16. I Will
And finally McCartney proves that he can write something simple and effective. It’s not outstanding, but it works.
This is one of my favourite Lennon songs. I don’t understand why it’s so obscure. Hardly anyone seems to know it. End of side two.
A rock birthday song really shouldn’t work. And, yet, somehow it does.
19. Yer Blues
Love this too.
20. Mother Nature’s Son
Hate this one.
21. Everybody’s Got Something to Hide Except Me and My Monkey
Ambivalent about this one. It’s ok. Nothing special. Ridiculous lyrics.
22. Sexy Sadie
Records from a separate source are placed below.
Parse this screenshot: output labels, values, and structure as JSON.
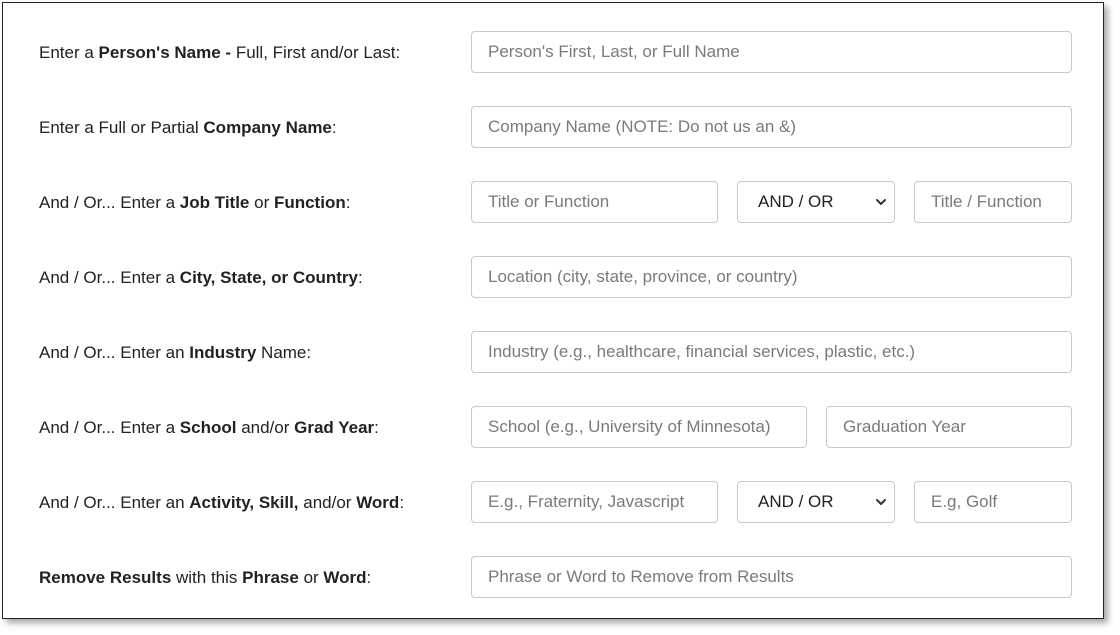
{
  "rows": [
    {
      "label": [
        {
          "t": "Enter a ",
          "b": false
        },
        {
          "t": "Person's Name -",
          "b": true
        },
        {
          "t": " Full, First and/or Last:",
          "b": false
        }
      ],
      "placeholder": "Person's First, Last, or Full Name"
    },
    {
      "label": [
        {
          "t": "Enter a Full or Partial ",
          "b": false
        },
        {
          "t": "Company Name",
          "b": true
        },
        {
          "t": ":",
          "b": false
        }
      ],
      "placeholder": "Company Name (NOTE: Do not us an &)"
    },
    {
      "label": [
        {
          "t": "And / Or... Enter a ",
          "b": false
        },
        {
          "t": "Job Title",
          "b": true
        },
        {
          "t": " or ",
          "b": false
        },
        {
          "t": "Function",
          "b": true
        },
        {
          "t": ":",
          "b": false
        }
      ],
      "placeholder": "Title or Function",
      "operator": "AND / OR",
      "placeholder2": "Title / Function"
    },
    {
      "label": [
        {
          "t": "And / Or... Enter a ",
          "b": false
        },
        {
          "t": "City, State, or Country",
          "b": true
        },
        {
          "t": ":",
          "b": false
        }
      ],
      "placeholder": "Location (city, state, province, or country)"
    },
    {
      "label": [
        {
          "t": "And / Or... Enter an ",
          "b": false
        },
        {
          "t": "Industry",
          "b": true
        },
        {
          "t": " Name:",
          "b": false
        }
      ],
      "placeholder": "Industry (e.g., healthcare, financial services, plastic, etc.)"
    },
    {
      "label": [
        {
          "t": "And / Or... Enter a ",
          "b": false
        },
        {
          "t": "School",
          "b": true
        },
        {
          "t": " and/or ",
          "b": false
        },
        {
          "t": "Grad Year",
          "b": true
        },
        {
          "t": ":",
          "b": false
        }
      ],
      "placeholder": "School (e.g., University of Minnesota)",
      "placeholder2": "Graduation Year"
    },
    {
      "label": [
        {
          "t": "And / Or... Enter an ",
          "b": false
        },
        {
          "t": "Activity, Skill,",
          "b": true
        },
        {
          "t": " and/or ",
          "b": false
        },
        {
          "t": "Word",
          "b": true
        },
        {
          "t": ":",
          "b": false
        }
      ],
      "placeholder": "E.g., Fraternity, Javascript",
      "operator": "AND / OR",
      "placeholder2": "E.g, Golf"
    },
    {
      "label": [
        {
          "t": "Remove Results",
          "b": true
        },
        {
          "t": " with this ",
          "b": false
        },
        {
          "t": "Phrase",
          "b": true
        },
        {
          "t": " or ",
          "b": false
        },
        {
          "t": "Word",
          "b": true
        },
        {
          "t": ":",
          "b": false
        }
      ],
      "placeholder": "Phrase or Word to Remove from Results"
    }
  ],
  "icons": {
    "select_arrow": "chevron-down-icon"
  }
}
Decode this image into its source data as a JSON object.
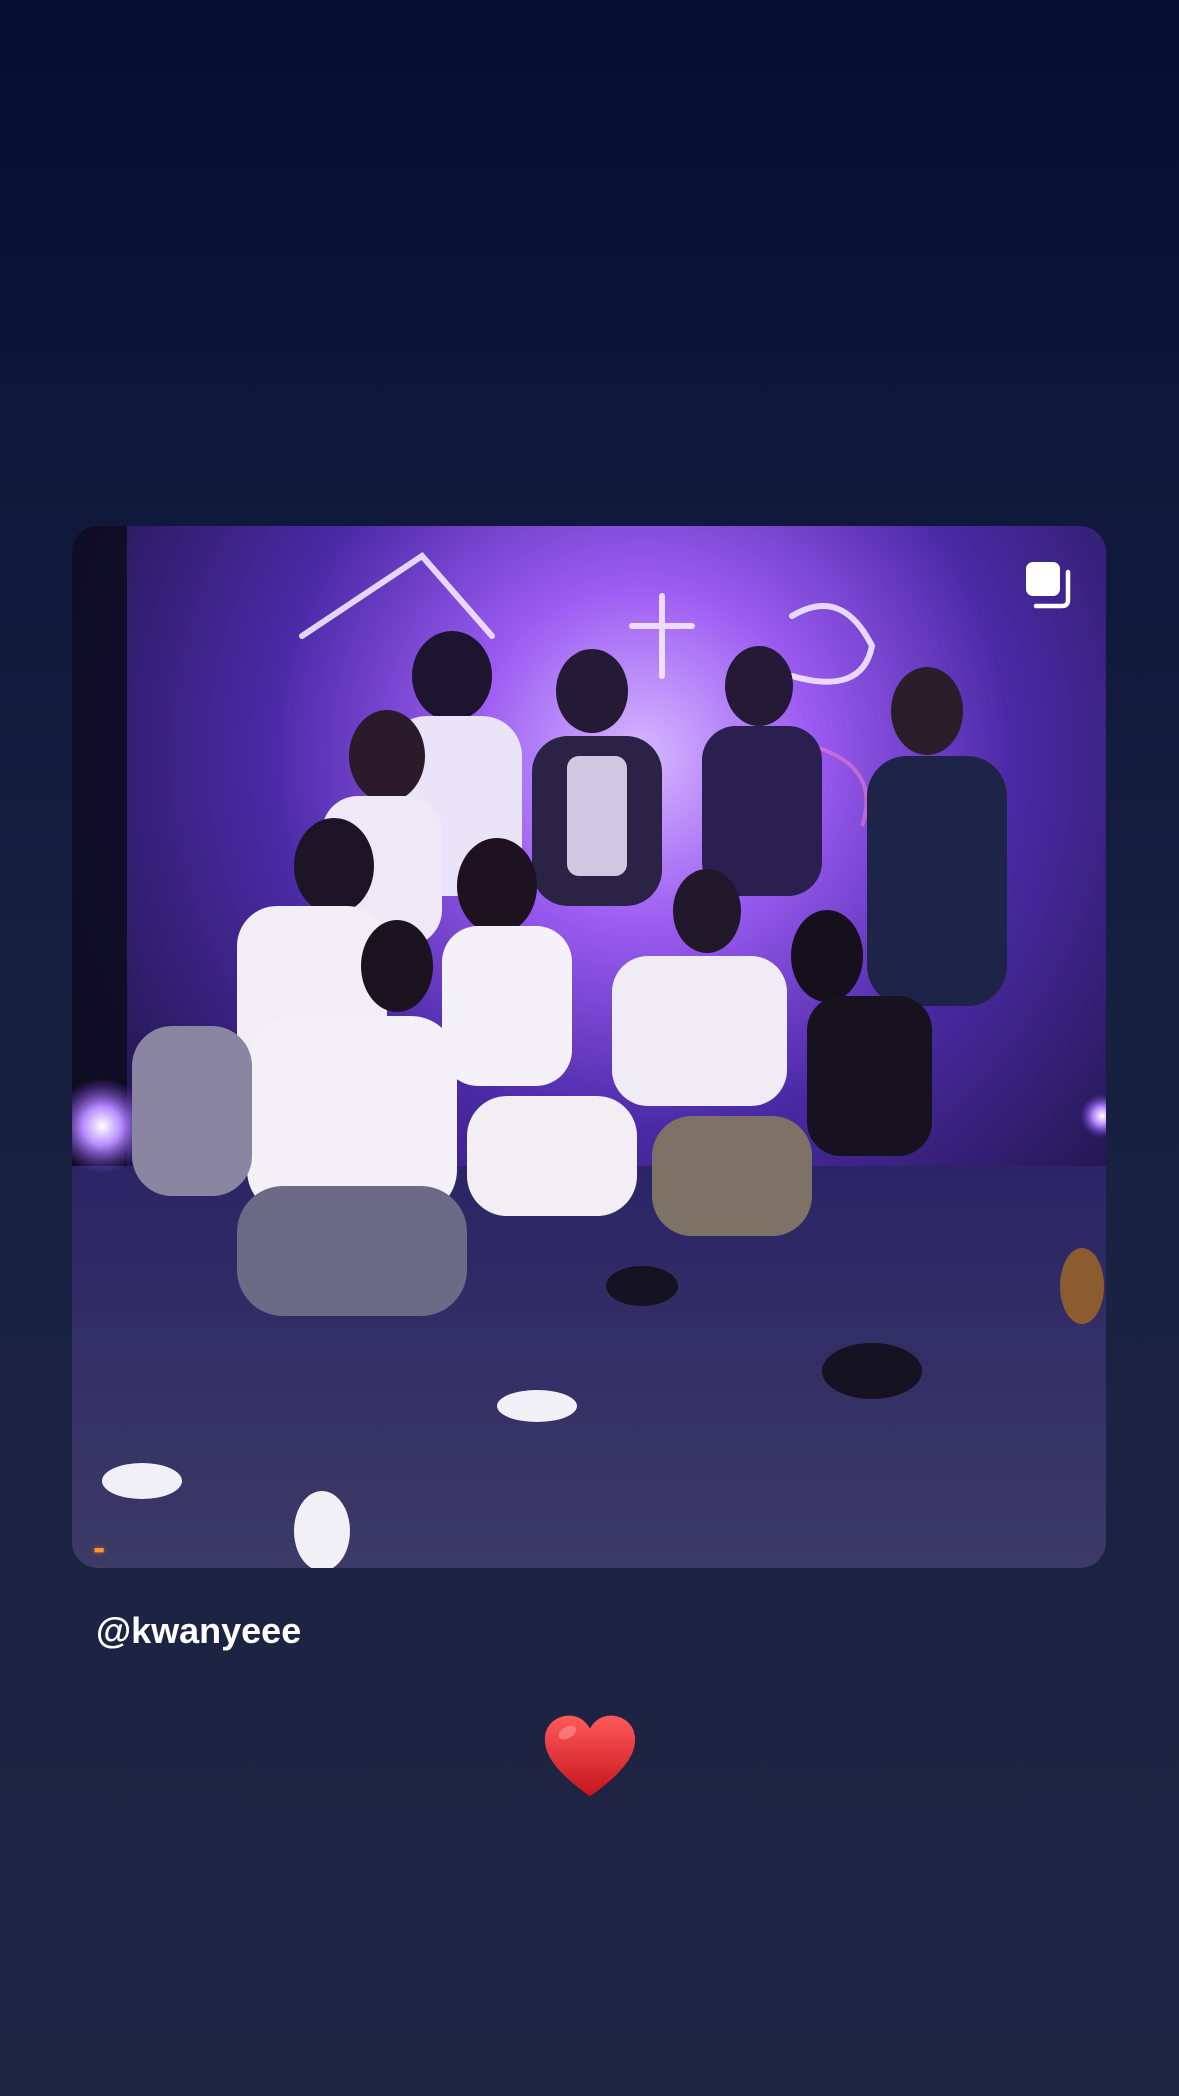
{
  "story": {
    "mention": "@kwanyeee",
    "date_stamp": "'25 0",
    "reaction_icon": "red-heart-icon",
    "media_badge_icon": "multiple-images-icon"
  },
  "colors": {
    "background_top": "#050d33",
    "background_bottom": "#1f2443",
    "neon": "#b98cff",
    "heart": "#e3262b",
    "date_stamp": "#ff9a2a"
  }
}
Originally entitled “Maharisha”, this is about Lennon’s disenchantment with Maharishi Mahesh Yogi. I quite like this, but it’s not one of his best.
23. Helter Skelter
Another of the album’s classic tracks. Surely everyone loves this. From the initial guitar thrash to Ringo’s “I’ve got blisters on my fingers” it’s brilliant. And, bizarrely, it’s a McCartney song.
24. Long, Long, Long
When I’m listening to these albums, there’s always at least one track I don’t remember. And this is it. I don’t remember it because it’s just average. It’s written by George Harrison and could be an obscure album track on any of his solo albums. End of side three.
25. Revolution 1
This is controversial. It’s the same song as the rockier version that was released as the b-side to Hey Jude – that’s the version that everyone knows. This is a mellower acoustic version that isn’t to everyone’s taste. I like both versions though. In my more “Che Guevara” periods I’ve spent hours discussing how, in this version, Lennon changes the line to “if you talk about destruction, don’t you know that you can count me out… in”.
26. Honey Pie
Another horrible McCartney effort.
27. Savoy Truffle
And this is another distinctly average song from Harrison. Whoever wrote a good song about a recipe? Oh, MacArthur Park, I suppose.
28. Cry Baby Cry
This is ok. Nothing special. Side four really isn’t very good.
29. Revolution 9
Why did Lennon think it was a good idea to submit an eight minute sound collage for inclusion on the album? Why did the other members of the band approve it? Perhaps they were short of material. I didn’t listen to this all the way through.
30. Good Night
No. This doesn’t really do it for me at all. Not a great way to end the album.
Not as good as I remember it. There’s actually a lot of filler there. But it does have half a dozen or songs that are as good as anything The Beatles recorded. Perhaps it would have been better as a single album.